JetBlue invited 1,000 of their True Blue members to participate in a trial run of their new JFK terminal, Terminal Five, a terminal built behind the original TWA Terminal Five. I was really excited to participate, take pictures, give feedback and tour the area without the pressure of actually having to get on a flight.
After getting a free coffee and croissant at a massive buffet, I took a seat underneath a tent set up on the closed-off departure ramp in front of the terminal. A representative came around and handed us our "scripts" which told us our name, where we were headed, how we were going to check in our bags (which were provided to us), and flight and gate number. Apparently, some of them even had instructions on whether to be angry - or not - or maybe the guy was kidding! I was to play Mrs. RB Birdstest going to Seattle, Washington on flight 175.
The terminal is really nice. It's curved and full of natural light. The space is wide and open and with a clean modern feel. The signs are clear and it feels like I'm in a space for traveling.
Time to check-in. I considered the check-in process to be inefficient: I had to go to the self-service kiosk to check in. Since I also had a bag to check, I had to take my boarding pass to a bag drop counter where I was asked for my pass and my ID. They took my pass, gave me another one and then I had to take my bag and put it on the conveyor belt. (I never check in bags, but my understanding is that this process of self-handling the baggage drop off is new). Really, if the intention is to be self-service, going to a bag counter was woefully inefficient and time consuming.
After checking my bag, I entered the security line. This terminal had many, many lines and three zones: family zone for those with kids that take longer, the casual traveler for people who are your regular travelers and the expert zone for your jetsetters.
Once pass security, the new terminal was pretty, but still under construction. They plan to have many restaurants and representatives gave brief talks on the menu, the process and showed pictures of what it would look like. These were all restaurants not fast food joints, and JetBlue seemed to be aiming for an overall richer travel experience at the airport instead of a bus terminal feel.
The actual gates were beautiful with JetBlue's color-scheme carpets, comfortable chairs and nice flat screen TVs. No signs of wireless access or areas you could plug in your laptop, though. The gates were sunny and at the end of gate 15 (my gate), a wall of windows allowed for watching planes land.
I "boarded" my flight to Seattle which amounted to me handing over my pass and then sitting down at the gate (we did not get on a plane). Fifteen minutes later, we "landed" and were to go to baggage claim to retrieve our bags.
Baggage claim looked like every other baggage claim I've ever seen but not as opressive. A nice touch was a nod to the old TWA building by including a bright orange carpet around each of the carousels.
Afterwards, JetBlue had a BBQ outside of the tent, and they thankfully had veggie burgers for vegetarians, free ticket giveaways (I didn't win), and thank you gifts consisting of a hat, buttons and cute luggage tags. Oh, and the bag we checked in was ours to keep.

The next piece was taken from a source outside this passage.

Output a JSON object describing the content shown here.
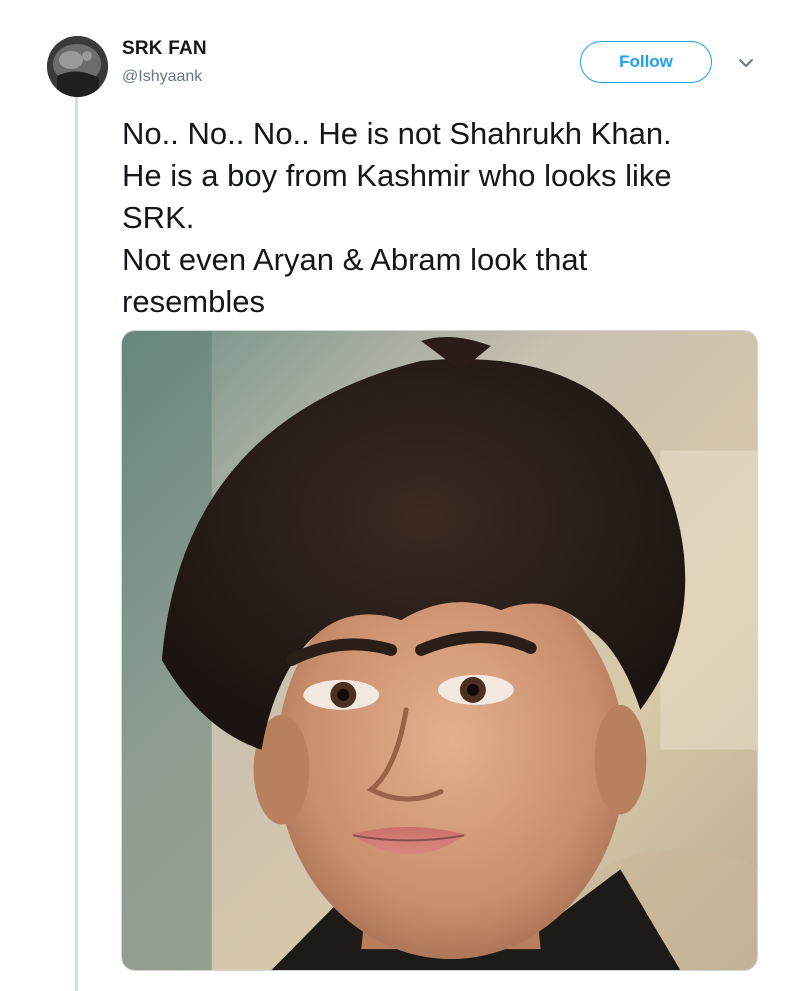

So what about the original TWA terminal that was in eyeshot of were we all were? A few of us in attendance had hoped to also take a tour of the TWA terminal but it's six months away from completion and a construction site inside.
The original Terminal Five, built in 1962 by Eero Saarinen, which operated until TWA closed its doors in 2001. The Saarinen terminal was known for it's beauty and modernity that evoked feelings of adventure, the exhilaration and romance of flying that, even in it's current state of construction, it still manages to evoke. (Photo of original TWA terminal five by photoscream. If you want to see more photos, check out the TWA flickr pool.)

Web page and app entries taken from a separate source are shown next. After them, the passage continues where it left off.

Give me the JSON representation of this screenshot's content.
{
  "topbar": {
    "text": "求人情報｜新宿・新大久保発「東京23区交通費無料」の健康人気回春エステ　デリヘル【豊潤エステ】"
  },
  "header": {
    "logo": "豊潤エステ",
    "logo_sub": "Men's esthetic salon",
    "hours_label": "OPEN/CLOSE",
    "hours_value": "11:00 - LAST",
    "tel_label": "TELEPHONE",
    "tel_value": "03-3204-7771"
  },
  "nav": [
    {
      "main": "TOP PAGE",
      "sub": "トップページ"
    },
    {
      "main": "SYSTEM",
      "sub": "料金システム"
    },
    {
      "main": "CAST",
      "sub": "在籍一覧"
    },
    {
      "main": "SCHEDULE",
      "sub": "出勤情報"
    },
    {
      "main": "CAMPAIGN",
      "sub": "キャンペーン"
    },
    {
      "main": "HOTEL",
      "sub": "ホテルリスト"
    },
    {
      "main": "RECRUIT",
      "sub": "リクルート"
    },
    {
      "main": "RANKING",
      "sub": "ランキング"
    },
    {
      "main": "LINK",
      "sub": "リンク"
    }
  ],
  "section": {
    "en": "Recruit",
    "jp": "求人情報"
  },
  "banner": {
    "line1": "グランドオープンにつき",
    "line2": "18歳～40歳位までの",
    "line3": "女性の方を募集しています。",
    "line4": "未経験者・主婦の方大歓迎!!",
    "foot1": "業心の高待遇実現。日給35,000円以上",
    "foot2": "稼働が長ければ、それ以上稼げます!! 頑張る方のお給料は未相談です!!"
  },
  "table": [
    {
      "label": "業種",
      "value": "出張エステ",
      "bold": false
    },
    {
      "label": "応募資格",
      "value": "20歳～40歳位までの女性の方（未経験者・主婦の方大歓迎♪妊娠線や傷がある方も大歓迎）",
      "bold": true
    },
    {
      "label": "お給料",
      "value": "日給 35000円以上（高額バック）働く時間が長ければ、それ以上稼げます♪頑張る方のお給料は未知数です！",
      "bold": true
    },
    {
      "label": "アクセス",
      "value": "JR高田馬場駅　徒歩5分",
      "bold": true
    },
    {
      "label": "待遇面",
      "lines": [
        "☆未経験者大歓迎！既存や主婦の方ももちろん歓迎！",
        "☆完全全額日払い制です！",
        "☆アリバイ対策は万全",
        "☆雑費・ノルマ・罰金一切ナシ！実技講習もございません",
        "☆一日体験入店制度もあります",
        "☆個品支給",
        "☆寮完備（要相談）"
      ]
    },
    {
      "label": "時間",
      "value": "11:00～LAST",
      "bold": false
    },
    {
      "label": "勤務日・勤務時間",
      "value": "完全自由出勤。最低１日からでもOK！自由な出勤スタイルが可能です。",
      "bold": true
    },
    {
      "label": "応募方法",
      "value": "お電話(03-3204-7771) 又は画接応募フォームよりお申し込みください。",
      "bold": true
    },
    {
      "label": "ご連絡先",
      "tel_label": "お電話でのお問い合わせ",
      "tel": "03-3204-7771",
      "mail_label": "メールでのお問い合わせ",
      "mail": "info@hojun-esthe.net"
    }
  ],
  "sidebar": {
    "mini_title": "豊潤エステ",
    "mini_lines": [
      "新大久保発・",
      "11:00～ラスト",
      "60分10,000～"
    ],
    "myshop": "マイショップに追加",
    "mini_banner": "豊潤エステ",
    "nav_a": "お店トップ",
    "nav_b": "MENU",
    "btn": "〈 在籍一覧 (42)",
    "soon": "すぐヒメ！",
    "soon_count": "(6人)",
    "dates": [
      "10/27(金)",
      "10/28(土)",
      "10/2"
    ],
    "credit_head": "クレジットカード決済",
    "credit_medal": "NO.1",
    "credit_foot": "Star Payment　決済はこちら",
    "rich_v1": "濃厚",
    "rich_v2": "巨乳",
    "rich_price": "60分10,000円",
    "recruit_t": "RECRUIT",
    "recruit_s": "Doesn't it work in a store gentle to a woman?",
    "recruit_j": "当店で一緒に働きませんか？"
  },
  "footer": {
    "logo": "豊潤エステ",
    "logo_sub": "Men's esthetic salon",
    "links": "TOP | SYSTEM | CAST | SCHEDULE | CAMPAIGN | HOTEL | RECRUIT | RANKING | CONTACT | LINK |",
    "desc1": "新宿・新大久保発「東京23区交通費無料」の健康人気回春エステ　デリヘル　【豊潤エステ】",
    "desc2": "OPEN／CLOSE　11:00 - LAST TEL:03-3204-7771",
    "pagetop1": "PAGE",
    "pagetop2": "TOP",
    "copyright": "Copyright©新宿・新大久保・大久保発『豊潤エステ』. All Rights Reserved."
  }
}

JetBlue is renovating the building and it will house an aviation museum and restaurants. My understanding is that a lot of the original elements of terminal have been removed. That's too bad.
The one thing that I felt was missing from the new Terminal Five was some modern kitsch. Here they are, building a new terminal, renovating a landmark old one and they aren't taking any kitschy liberties with the interior design? JetBlue is a fun airline marketing themselves as Jetting - not flying - and trying to distinguish themselves from the other airlines and the negative feelings flying evokes these days. I'd like to see more utilization of one of the most beautiful buildings that symbolizes Jetting and the wonders of aviation. Perhaps that feeling will be there once the original building is opened.
That said, I had a truly enjoyable experience today going through a trial run. I had a lot of feedback and it was great to see executives actively pursuing critiques from everyone. Even Port Authority representatives were there to listen to us. It was clear that JetBlue wants to make this terminal an exceptional place and wants to create a pleasant travel experience. Thanks JetBlue!